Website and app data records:
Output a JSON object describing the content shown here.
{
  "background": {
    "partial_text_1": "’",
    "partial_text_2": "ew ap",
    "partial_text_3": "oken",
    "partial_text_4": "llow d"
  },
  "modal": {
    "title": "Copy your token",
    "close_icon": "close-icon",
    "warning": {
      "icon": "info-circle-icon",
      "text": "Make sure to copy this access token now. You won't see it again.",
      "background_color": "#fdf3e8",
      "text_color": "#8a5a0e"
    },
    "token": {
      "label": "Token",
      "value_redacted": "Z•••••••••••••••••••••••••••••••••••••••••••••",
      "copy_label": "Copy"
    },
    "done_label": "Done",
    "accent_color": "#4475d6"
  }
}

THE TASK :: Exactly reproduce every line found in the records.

ANSWER BOX ::
Output a JSON object describing the content shown here.
{
  "background": {
    "partial_text_1": "’",
    "partial_text_2": "ew ap",
    "partial_text_3": "oken",
    "partial_text_4": "llow d"
  },
  "modal": {
    "title": "Copy your token",
    "close_icon": "close-icon",
    "warning": {
      "icon": "info-circle-icon",
      "text": "Make sure to copy this access token now. You won't see it again.",
      "background_color": "#fdf3e8",
      "text_color": "#8a5a0e"
    },
    "token": {
      "label": "Token",
      "value_redacted": "Z•••••••••••••••••••••••••••••••••••••••••••••",
      "copy_label": "Copy"
    },
    "done_label": "Done",
    "accent_color": "#4475d6"
  }
}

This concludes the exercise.